## TASK DESCRIPTION
None of the pictures should be copied, though every line of the listing must be printed exactly.

## SOURCE DATA
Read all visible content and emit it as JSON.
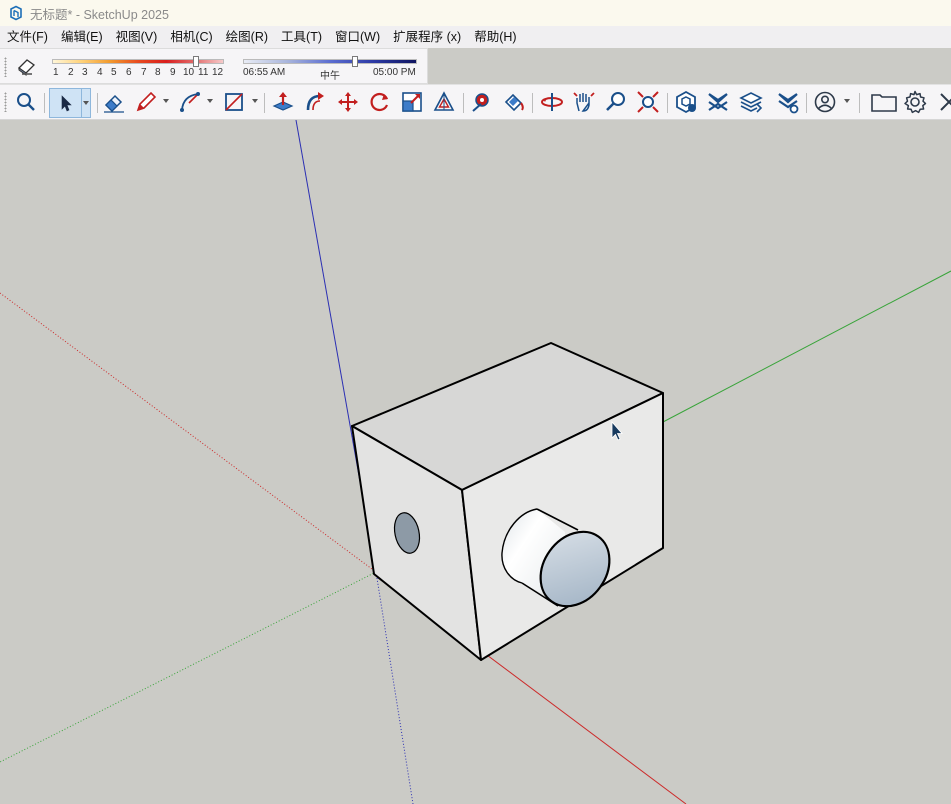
{
  "window": {
    "title": "无标题* - SketchUp 2025",
    "app_icon": "sketchup-logo-icon"
  },
  "menu": [
    {
      "label": "文件(F)"
    },
    {
      "label": "编辑(E)"
    },
    {
      "label": "视图(V)"
    },
    {
      "label": "相机(C)"
    },
    {
      "label": "绘图(R)"
    },
    {
      "label": "工具(T)"
    },
    {
      "label": "窗口(W)"
    },
    {
      "label": "扩展程序 (x)"
    },
    {
      "label": "帮助(H)"
    }
  ],
  "shadows": {
    "toggle_icon": "shadow-settings-icon",
    "month_ticks": [
      "1",
      "2",
      "3",
      "4",
      "5",
      "6",
      "7",
      "8",
      "9",
      "10",
      "11",
      "12"
    ],
    "month_position": 0.85,
    "time_labels": {
      "start": "06:55 AM",
      "mid": "中午",
      "end": "05:00 PM"
    },
    "time_position": 0.65
  },
  "toolbar": {
    "tools": [
      "search-icon",
      "select-icon",
      "eraser-icon",
      "pencil-icon",
      "arc-icon",
      "rectangle-icon",
      "push-pull-icon",
      "follow-me-icon",
      "move-icon",
      "rotate-icon",
      "scale-icon",
      "offset-icon",
      "tape-measure-icon",
      "paint-bucket-icon",
      "orbit-icon",
      "pan-icon",
      "zoom-icon",
      "zoom-extents-icon",
      "warehouse-icon",
      "extension-warehouse-icon",
      "layers-icon",
      "scene-settings-icon",
      "account-icon",
      "folder-icon",
      "settings-icon",
      "close-icon"
    ],
    "active_tool": "select-icon"
  },
  "viewport": {
    "background": "#cbcbc6",
    "axes": {
      "red": "#cc2a2a",
      "green": "#39a43a",
      "blue": "#2b2fb3"
    },
    "model": "box-with-hole-and-cylinder"
  }
}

## SOLUTION FOR THIS PROBLEM
Read all visible content and emit it as JSON.
{
  "window": {
    "title": "无标题* - SketchUp 2025",
    "app_icon": "sketchup-logo-icon"
  },
  "menu": [
    {
      "label": "文件(F)"
    },
    {
      "label": "编辑(E)"
    },
    {
      "label": "视图(V)"
    },
    {
      "label": "相机(C)"
    },
    {
      "label": "绘图(R)"
    },
    {
      "label": "工具(T)"
    },
    {
      "label": "窗口(W)"
    },
    {
      "label": "扩展程序 (x)"
    },
    {
      "label": "帮助(H)"
    }
  ],
  "shadows": {
    "toggle_icon": "shadow-settings-icon",
    "month_ticks": [
      "1",
      "2",
      "3",
      "4",
      "5",
      "6",
      "7",
      "8",
      "9",
      "10",
      "11",
      "12"
    ],
    "month_position": 0.85,
    "time_labels": {
      "start": "06:55 AM",
      "mid": "中午",
      "end": "05:00 PM"
    },
    "time_position": 0.65
  },
  "toolbar": {
    "tools": [
      "search-icon",
      "select-icon",
      "eraser-icon",
      "pencil-icon",
      "arc-icon",
      "rectangle-icon",
      "push-pull-icon",
      "follow-me-icon",
      "move-icon",
      "rotate-icon",
      "scale-icon",
      "offset-icon",
      "tape-measure-icon",
      "paint-bucket-icon",
      "orbit-icon",
      "pan-icon",
      "zoom-icon",
      "zoom-extents-icon",
      "warehouse-icon",
      "extension-warehouse-icon",
      "layers-icon",
      "scene-settings-icon",
      "account-icon",
      "folder-icon",
      "settings-icon",
      "close-icon"
    ],
    "active_tool": "select-icon"
  },
  "viewport": {
    "background": "#cbcbc6",
    "axes": {
      "red": "#cc2a2a",
      "green": "#39a43a",
      "blue": "#2b2fb3"
    },
    "model": "box-with-hole-and-cylinder"
  }
}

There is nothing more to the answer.